While we’re still enjoying the gorgeous array of colors in the trees, we’re also beginning to see the first of the fallen leaves accumulating on the ground. I’m old enough to have lived in more than one neighborhood where people were frantic to rake them up as soon as they dropped. I’m also old enough to have lived through more than one autumn when the lion’s share of leaves spent the winter right where they landed in November, mostly because there just weren’t enough days in the week… but maybe, just maybe, also because I love a giant pile of leaves. even buried beneath the snow.

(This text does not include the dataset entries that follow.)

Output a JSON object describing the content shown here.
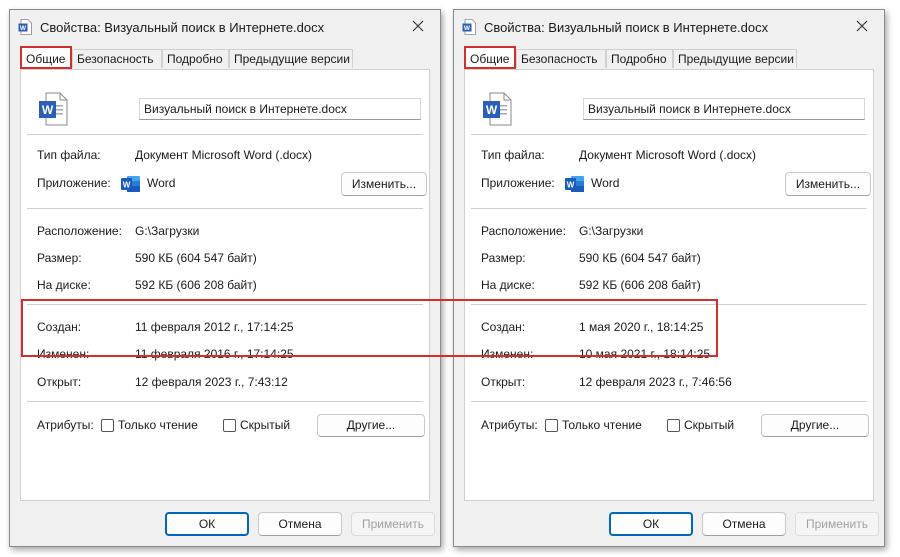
{
  "accent_highlight_color": "#d32f2f",
  "word_icon_color": "#2b5eb8",
  "dialogs": [
    {
      "title": "Свойства: Визуальный поиск в Интернете.docx",
      "tabs": [
        "Общие",
        "Безопасность",
        "Подробно",
        "Предыдущие версии"
      ],
      "active_tab": "Общие",
      "file_name": "Визуальный поиск в Интернете.docx",
      "type_label": "Тип файла:",
      "type_value": "Документ Microsoft Word (.docx)",
      "app_label": "Приложение:",
      "app_value": "Word",
      "change_button": "Изменить...",
      "location_label": "Расположение:",
      "location_value": "G:\\Загрузки",
      "size_label": "Размер:",
      "size_value": "590 КБ (604 547 байт)",
      "disk_label": "На диске:",
      "disk_value": "592 КБ (606 208 байт)",
      "created_label": "Создан:",
      "created_value": "11 февраля 2012 г., 17:14:25",
      "modified_label": "Изменен:",
      "modified_value": "11 февраля 2016 г., 17:14:25",
      "opened_label": "Открыт:",
      "opened_value": "12 февраля 2023 г., 7:43:12",
      "attributes_label": "Атрибуты:",
      "readonly_label": "Только чтение",
      "hidden_label": "Скрытый",
      "other_button": "Другие...",
      "ok_button": "ОК",
      "cancel_button": "Отмена",
      "apply_button": "Применить"
    },
    {
      "title": "Свойства: Визуальный поиск в Интернете.docx",
      "tabs": [
        "Общие",
        "Безопасность",
        "Подробно",
        "Предыдущие версии"
      ],
      "active_tab": "Общие",
      "file_name": "Визуальный поиск в Интернете.docx",
      "type_label": "Тип файла:",
      "type_value": "Документ Microsoft Word (.docx)",
      "app_label": "Приложение:",
      "app_value": "Word",
      "change_button": "Изменить...",
      "location_label": "Расположение:",
      "location_value": "G:\\Загрузки",
      "size_label": "Размер:",
      "size_value": "590 КБ (604 547 байт)",
      "disk_label": "На диске:",
      "disk_value": "592 КБ (606 208 байт)",
      "created_label": "Создан:",
      "created_value": "1 мая 2020 г., 18:14:25",
      "modified_label": "Изменен:",
      "modified_value": "10 мая 2021 г., 18:14:25",
      "opened_label": "Открыт:",
      "opened_value": "12 февраля 2023 г., 7:46:56",
      "attributes_label": "Атрибуты:",
      "readonly_label": "Только чтение",
      "hidden_label": "Скрытый",
      "other_button": "Другие...",
      "ok_button": "ОК",
      "cancel_button": "Отмена",
      "apply_button": "Применить"
    }
  ]
}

Think back a bit. When you see the leaves piling up, do you think of that very specific sound, that unmistakeable crunch, as you tramp through them? Do you remember to appreciate all of the very distinct shapes, the oak, the maples, the birches, and the array of brown, red, orange, and yellow? Do you notice the crisp smell the air has when the leaves are down, or how the light plays on the leaves (up or down) at the end of the day? Do you see the unmitigated joy on your toddlers’ faces as they make and then plow through pile after pile? I do, and I hope I always will. I like tidiness and order in my life as much as anyone, but I also thrive on that whimsy, that hint of chaos, that follows when Nature is at her best and is allowed to do just as she pleases.

Every autumn, the fallen leaves take me back to the truly inimitable Leo Buscaglia. This beautiful excerpt is from one of Dr. Buscaglia’s presentations on PBS, and it has to do with those autumn leaves. The remarks were delivered a few decades ago, but they hold up incredibly well. And in these times, when we are constantly barraged with bad news (true or otherwise), I’m thinking that the world could use a good dose of Leo now. I’ll leave you to it.

13 thoughts on “Remembering Leo and the leaves

  1. Ron

    All the leaves have fallen here and we’ve entered our long dark days period. Nope, no raking here. All the leaves are still on the ground, as we let them blow into our hedge so as to give our hedgehog families a good winter place to hibernate.
    Thanks for the reminder of how great Dr. Buscaglia was. You’ve motivated me to dust off my 1980s copy of “Living, Loving and Learning” to have another read. It was my favorite of his books…

    Liked by 1 person

Leave a Reply

Fill in your details below or click an icon to log in: Logo

You are commenting using your account. Log Out /  Change )

Twitter picture

You are commenting using your Twitter account. Log Out /  Change )

Facebook photo

You are commenting using your Facebook account. Log Out /  Change )

Connecting to %s